EXERCISE PROMPT:
Report the number of lines below in which the word "customer" occurs. Nothing else is needed.

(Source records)
--------------------
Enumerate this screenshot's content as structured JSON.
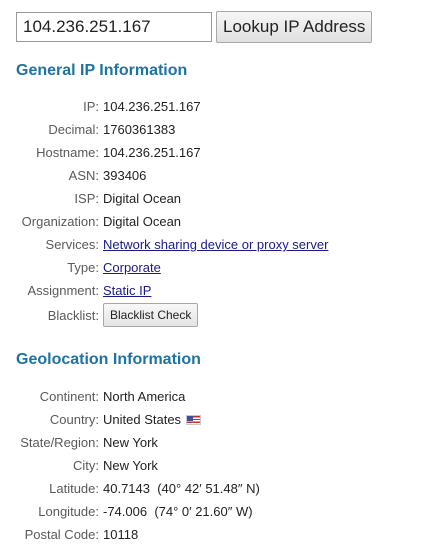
{
  "search": {
    "value": "104.236.251.167",
    "button_label": "Lookup IP Address"
  },
  "general": {
    "title": "General IP Information",
    "ip_label": "IP:",
    "ip_value": "104.236.251.167",
    "decimal_label": "Decimal:",
    "decimal_value": "1760361383",
    "hostname_label": "Hostname:",
    "hostname_value": "104.236.251.167",
    "asn_label": "ASN:",
    "asn_value": "393406",
    "isp_label": "ISP:",
    "isp_value": "Digital Ocean",
    "org_label": "Organization:",
    "org_value": "Digital Ocean",
    "services_label": "Services:",
    "services_value": "Network sharing device or proxy server",
    "type_label": "Type:",
    "type_value": "Corporate",
    "assignment_label": "Assignment:",
    "assignment_value": "Static IP",
    "blacklist_label": "Blacklist:",
    "blacklist_button": "Blacklist Check"
  },
  "geo": {
    "title": "Geolocation Information",
    "continent_label": "Continent:",
    "continent_value": "North America",
    "country_label": "Country:",
    "country_value": "United States",
    "country_flag_icon": "us-flag-icon",
    "state_label": "State/Region:",
    "state_value": "New York",
    "city_label": "City:",
    "city_value": "New York",
    "latitude_label": "Latitude:",
    "latitude_value": "40.7143  (40° 42′ 51.48″ N)",
    "longitude_label": "Longitude:",
    "longitude_value": "-74.006  (74° 0′ 21.60″ W)",
    "postal_label": "Postal Code:",
    "postal_value": "10118"
  },
  "colors": {
    "section_title": "#1f73a0",
    "link": "#1a1a8c",
    "label": "#5a5a5a"
  }
}
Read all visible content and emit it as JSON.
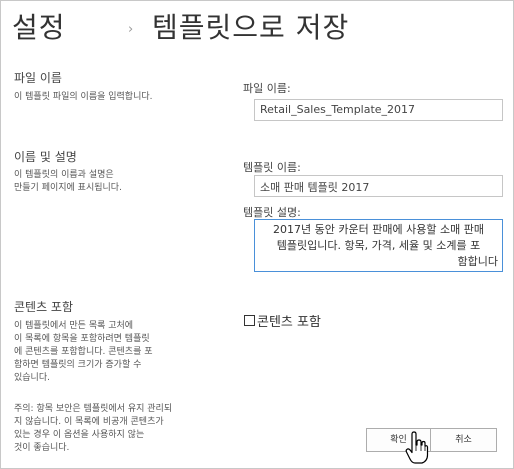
{
  "header": {
    "breadcrumb_root": "설정",
    "separator": "›",
    "page_title": "템플릿으로 저장"
  },
  "sections": {
    "file_name": {
      "title": "파일 이름",
      "description": "이 템플릿 파일의 이름을 입력합니다.",
      "field_label": "파일 이름:",
      "field_value": "Retail_Sales_Template_2017"
    },
    "name_desc": {
      "title": "이름 및 설명",
      "description_lines": [
        "이 템플릿의 이름과 설명은",
        "만들기 페이지에 표시됩니다."
      ],
      "name_label": "템플릿 이름:",
      "name_value": "소매 판매 템플릿 2017",
      "desc_label": "템플릿 설명:",
      "desc_lines": [
        "2017년 동안 카운터 판매에 사용할 소매 판매",
        "템플릿입니다. 항목, 가격, 세율 및 소계를 포",
        "함합니다"
      ]
    },
    "content": {
      "title": "콘텐츠 포함",
      "description_lines": [
        "이 템플릿에서 만든 목록 고처에",
        "이 목록에 항목을 포함하려면 템플릿",
        "에 콘텐츠를 포함합니다. 콘텐츠를 포",
        "함하면 템플릿의 크기가 증가할 수",
        "있습니다."
      ],
      "note_lines": [
        "주의: 항목 보안은 템플릿에서 유지 관리되",
        "지 않습니다. 이 목록에 비공개 콘텐츠가",
        "있는 경우 이 옵션을 사용하지 않는",
        "것이 좋습니다."
      ],
      "checkbox_label": "콘텐츠 포함",
      "checkbox_checked": false
    }
  },
  "buttons": {
    "ok": "확인",
    "cancel": "취소"
  }
}
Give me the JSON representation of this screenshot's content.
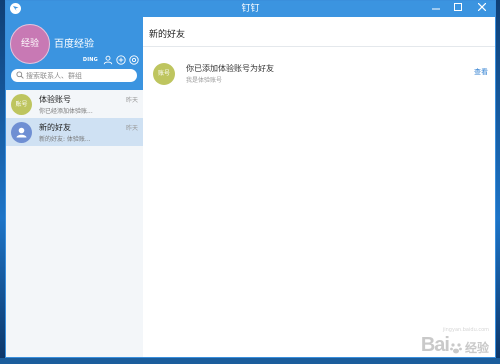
{
  "window": {
    "title": "钉钉"
  },
  "profile": {
    "avatar_text": "经验",
    "name": "百度经验",
    "ding_label": "DING",
    "avatar_color": "#c879b4"
  },
  "search": {
    "placeholder": "搜索联系人、群组"
  },
  "conversations": [
    {
      "avatar_text": "账号",
      "name": "体验账号",
      "preview": "你已经添加体验账...",
      "time": "昨天",
      "avatar_color": "#bec55f"
    },
    {
      "avatar_text": "",
      "name": "新的好友",
      "preview": "新的好友: 体验账...",
      "time": "昨天",
      "avatar_color": "#6f8fd3"
    }
  ],
  "main": {
    "title": "新的好友",
    "friend": {
      "avatar_text": "账号",
      "title": "你已添加体验账号为好友",
      "subtitle": "我是体验账号",
      "action": "查看"
    }
  },
  "watermark": {
    "brand": "Bai",
    "cn": "经验",
    "url": "jingyan.baidu.com"
  },
  "colors": {
    "accent": "#3b94e0",
    "selected": "#cfe1f3",
    "link": "#2f7fd1"
  }
}
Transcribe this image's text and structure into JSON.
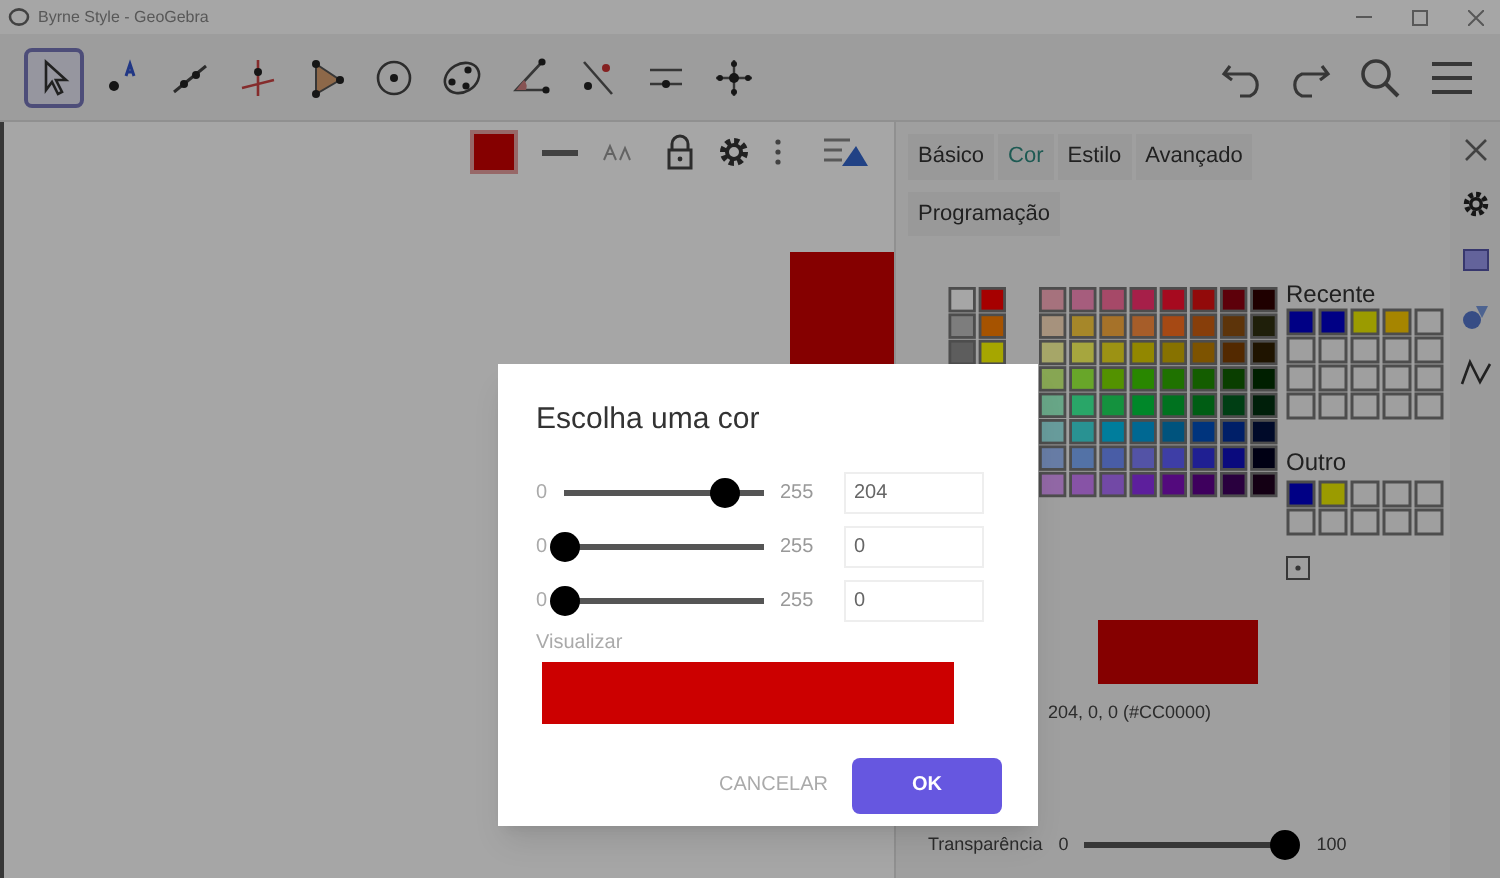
{
  "window": {
    "title": "Byrne Style - GeoGebra"
  },
  "toolbar": {
    "tools": [
      {
        "kind": "pointer",
        "selected": true
      },
      {
        "kind": "point",
        "selected": false
      },
      {
        "kind": "line",
        "selected": false
      },
      {
        "kind": "perpendicular",
        "selected": false
      },
      {
        "kind": "polygon",
        "selected": false
      },
      {
        "kind": "circle",
        "selected": false
      },
      {
        "kind": "conic",
        "selected": false
      },
      {
        "kind": "angle",
        "selected": false
      },
      {
        "kind": "reflect",
        "selected": false
      },
      {
        "kind": "slider",
        "selected": false
      },
      {
        "kind": "move",
        "selected": false
      }
    ]
  },
  "properties": {
    "tabs": [
      {
        "label": "Básico",
        "selected": false
      },
      {
        "label": "Cor",
        "selected": true
      },
      {
        "label": "Estilo",
        "selected": false
      },
      {
        "label": "Avançado",
        "selected": false
      },
      {
        "label": "Programação",
        "selected": false
      }
    ],
    "recent_label": "Recente",
    "other_label": "Outro",
    "color_reading": "204, 0, 0 (#CC0000)",
    "transparency": {
      "label": "Transparência",
      "min": "0",
      "max": "100",
      "level": 1
    }
  },
  "dialog": {
    "title": "Escolha uma cor",
    "channels": [
      {
        "min": "0",
        "max": "255",
        "value": "204",
        "level": 0.8
      },
      {
        "min": "0",
        "max": "255",
        "value": "0",
        "level": 0
      },
      {
        "min": "0",
        "max": "255",
        "value": "0",
        "level": 0
      }
    ],
    "preview_label": "Visualizar",
    "buttons": [
      {
        "label": "CANCELAR",
        "kind": "text"
      },
      {
        "label": "OK",
        "kind": "primary"
      }
    ]
  }
}
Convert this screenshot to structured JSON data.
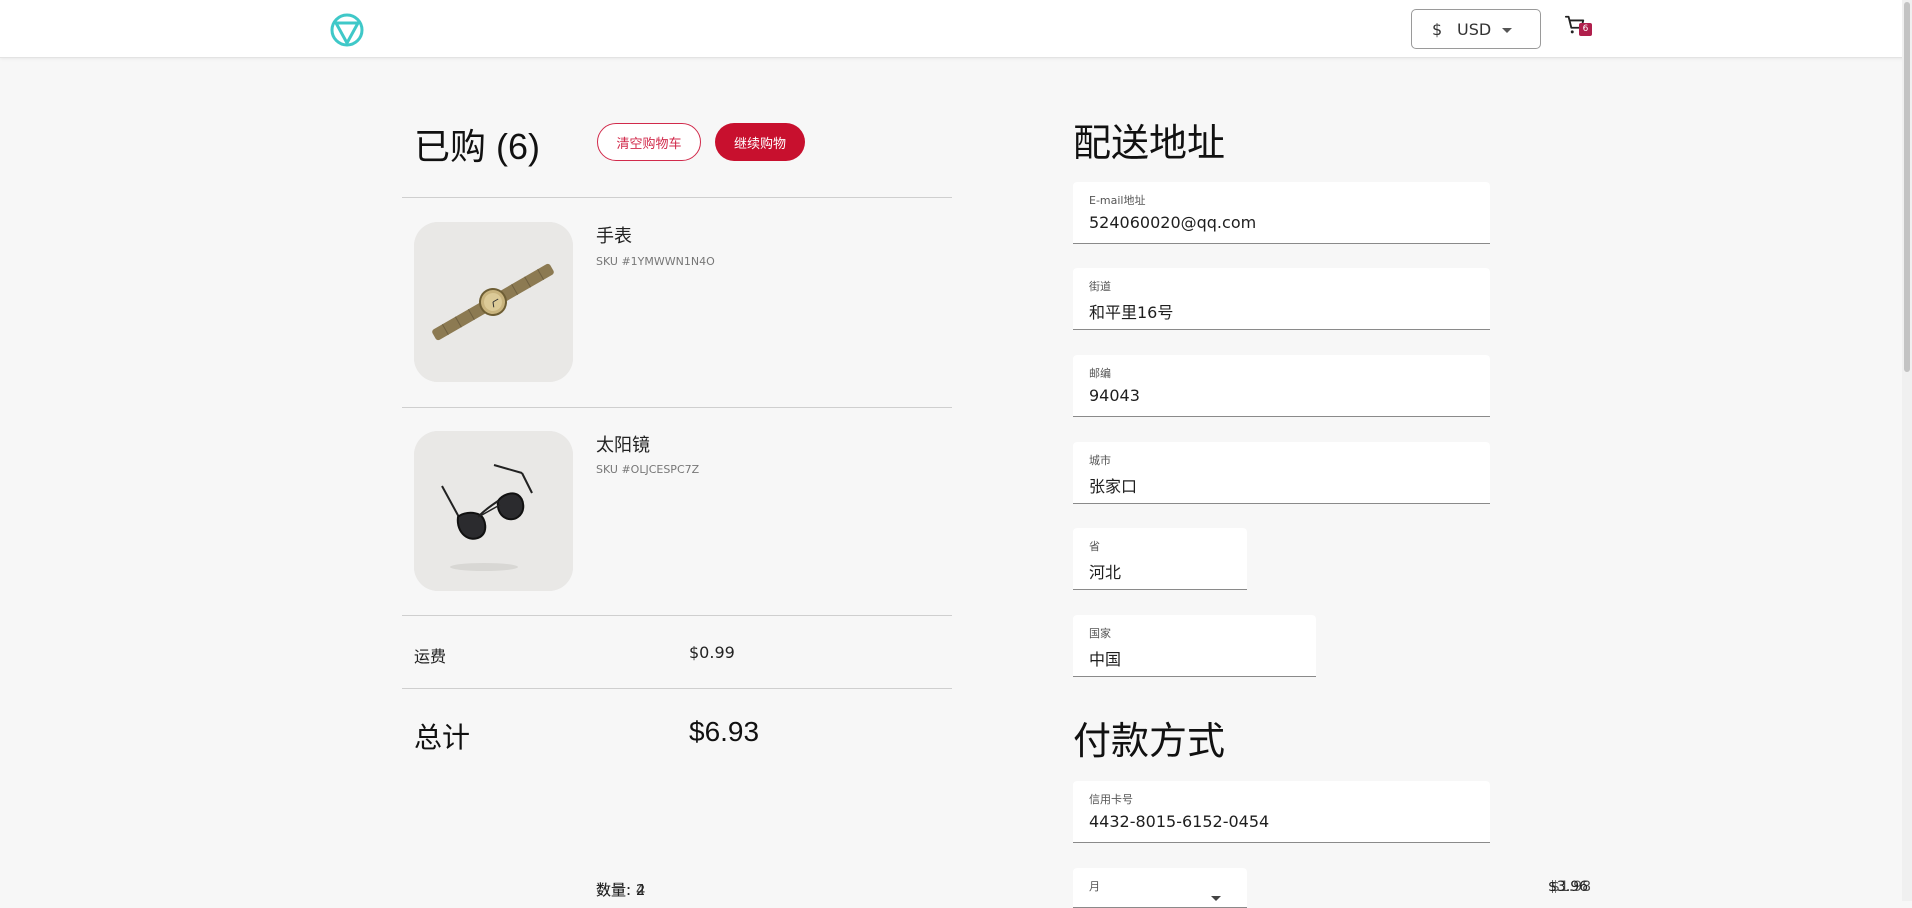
{
  "header": {
    "currency_symbol": "$",
    "currency_code": "USD",
    "cart_count": "6"
  },
  "cart": {
    "title": "已购 (6)",
    "empty_label": "清空购物车",
    "continue_label": "继续购物",
    "items": [
      {
        "name": "手表",
        "sku": "SKU #1YMWWN1N4O",
        "image": "watch"
      },
      {
        "name": "太阳镜",
        "sku": "SKU #OLJCESPC7Z",
        "image": "sunglasses"
      }
    ],
    "shipping_label": "运费",
    "shipping_value": "$0.99",
    "total_label": "总计",
    "total_value": "$6.93",
    "qty_a": "数量: 2",
    "qty_b": "数量: 4",
    "price_a": "$3.96",
    "price_b": "$1.98"
  },
  "shipping_address": {
    "title": "配送地址",
    "email_label": "E-mail地址",
    "email_value": "524060020@qq.com",
    "street_label": "街道",
    "street_value": "和平里16号",
    "zip_label": "邮编",
    "zip_value": "94043",
    "city_label": "城市",
    "city_value": "张家口",
    "state_label": "省",
    "state_value": "河北",
    "country_label": "国家",
    "country_value": "中国"
  },
  "payment": {
    "title": "付款方式",
    "card_label": "信用卡号",
    "card_value": "4432-8015-6152-0454",
    "month_label": "月"
  },
  "colors": {
    "accent": "#c8102e",
    "logo": "#3fc8c8",
    "badge": "#b01f4c"
  }
}
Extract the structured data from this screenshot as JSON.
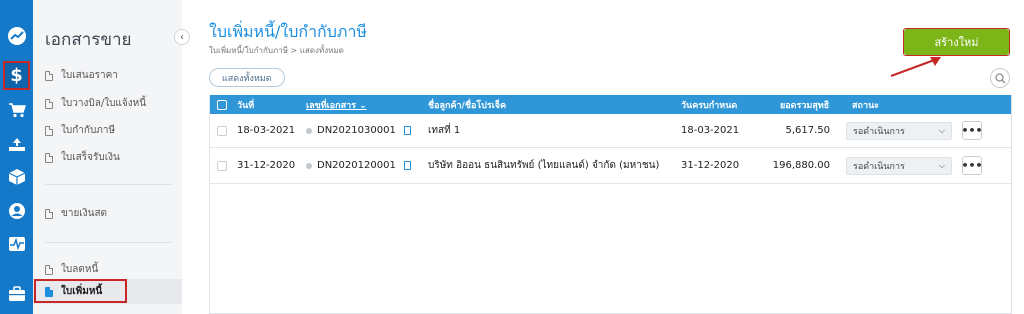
{
  "sidebar": {
    "title": "เอกสารขาย",
    "items": [
      {
        "label": "ใบเสนอราคา"
      },
      {
        "label": "ใบวางบิล/ใบแจ้งหนี้"
      },
      {
        "label": "ใบกำกับภาษี"
      },
      {
        "label": "ใบเสร็จรับเงิน"
      },
      {
        "label": "ขายเงินสด"
      },
      {
        "label": "ใบลดหนี้"
      },
      {
        "label": "ใบเพิ่มหนี้"
      }
    ],
    "collapse_icon": "‹"
  },
  "header": {
    "title": "ใบเพิ่มหนี้/ใบกำกับภาษี",
    "breadcrumb": "ใบเพิ่มหนี้/ใบกำกับภาษี > แสดงทั้งหมด",
    "create_label": "สร้างใหม่",
    "filter_label": "แสดงทั้งหมด"
  },
  "table": {
    "columns": {
      "date": "วันที่",
      "doc_no": "เลขที่เอกสาร ⌄",
      "customer": "ชื่อลูกค้า/ชื่อโปรเจ็ค",
      "due": "วันครบกำหนด",
      "total": "ยอดรวมสุทธิ",
      "status": "สถานะ"
    },
    "rows": [
      {
        "date": "18-03-2021",
        "doc_no": "DN2021030001",
        "customer": "เทสที่ 1",
        "due": "18-03-2021",
        "total": "5,617.50",
        "status": "รอดำเนินการ"
      },
      {
        "date": "31-12-2020",
        "doc_no": "DN2020120001",
        "customer": "บริษัท อิออน ธนสินทรัพย์ (ไทยแลนด์) จำกัด (มหาชน)",
        "due": "31-12-2020",
        "total": "196,880.00",
        "status": "รอดำเนินการ"
      }
    ],
    "more_label": "•••"
  },
  "colors": {
    "rail": "#1479c9",
    "accent": "#1c8fe0",
    "table_header": "#2f97d8",
    "create_button": "#7cb518",
    "highlight": "#c62828"
  }
}
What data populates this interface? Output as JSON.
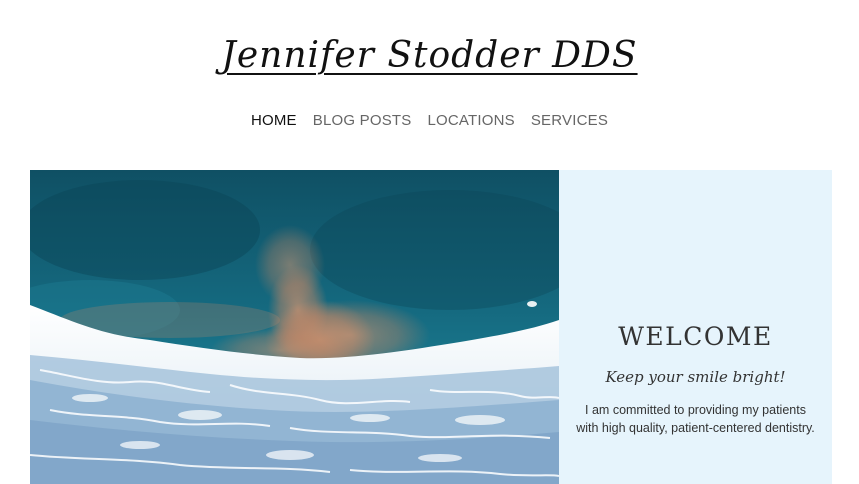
{
  "site": {
    "title": "Jennifer Stodder DDS"
  },
  "nav": {
    "items": [
      {
        "label": "HOME",
        "active": true
      },
      {
        "label": "BLOG POSTS",
        "active": false
      },
      {
        "label": "LOCATIONS",
        "active": false
      },
      {
        "label": "SERVICES",
        "active": false
      }
    ]
  },
  "hero": {
    "image": "aerial-ocean-waves-beach",
    "welcome": {
      "heading": "WELCOME",
      "tagline": "Keep your smile bright!",
      "text": "I am committed to providing my patients with high quality, patient-centered dentistry."
    }
  },
  "colors": {
    "panel_bg": "#e6f4fc",
    "nav_active": "#111111",
    "nav_inactive": "#666666"
  }
}
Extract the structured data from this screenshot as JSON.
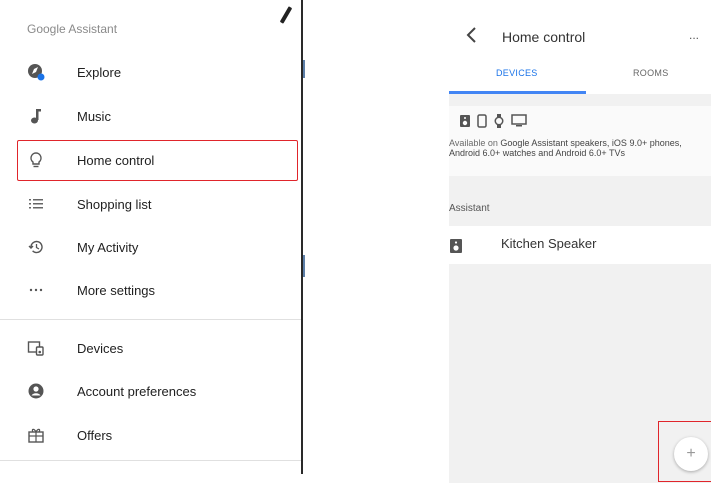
{
  "drawer": {
    "title": "Google Assistant",
    "items": [
      {
        "label": "Explore",
        "icon": "explore-icon"
      },
      {
        "label": "Music",
        "icon": "music-note-icon"
      },
      {
        "label": "Home control",
        "icon": "lightbulb-icon"
      },
      {
        "label": "Shopping list",
        "icon": "list-icon"
      },
      {
        "label": "My Activity",
        "icon": "history-icon"
      },
      {
        "label": "More settings",
        "icon": "more-dots-icon"
      },
      {
        "label": "Devices",
        "icon": "devices-icon"
      },
      {
        "label": "Account preferences",
        "icon": "account-circle-icon"
      },
      {
        "label": "Offers",
        "icon": "gift-icon"
      }
    ],
    "selected": "Home control"
  },
  "screen": {
    "title": "Home control",
    "more_label": "...",
    "tabs": [
      {
        "label": "DEVICES",
        "active": true
      },
      {
        "label": "ROOMS",
        "active": false
      }
    ],
    "availability_prefix": "Available on ",
    "availability_text": "Google Assistant speakers, iOS 9.0+ phones, Android 6.0+ watches and Android 6.0+ TVs",
    "section_label": "Assistant",
    "devices": [
      {
        "name": "Kitchen Speaker",
        "icon": "speaker-icon"
      }
    ],
    "fab_label": "+"
  },
  "colors": {
    "accent": "#4285f4",
    "highlight": "#e0252b",
    "explore_badge": "#1a73e8"
  }
}
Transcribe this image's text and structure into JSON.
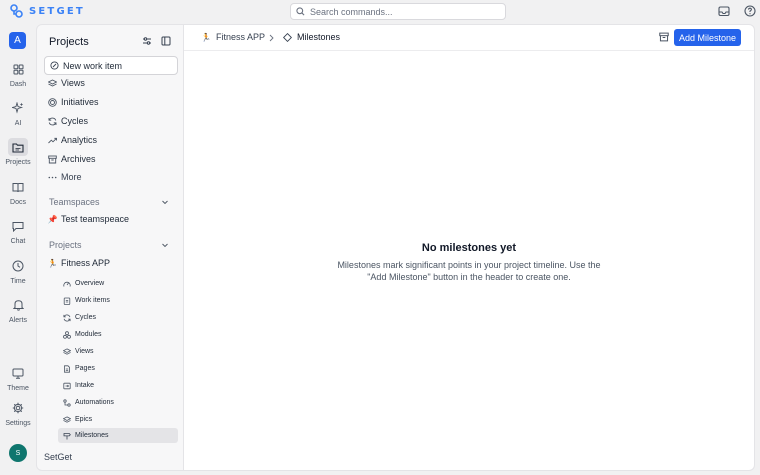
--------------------
TASK SOLUTION:
3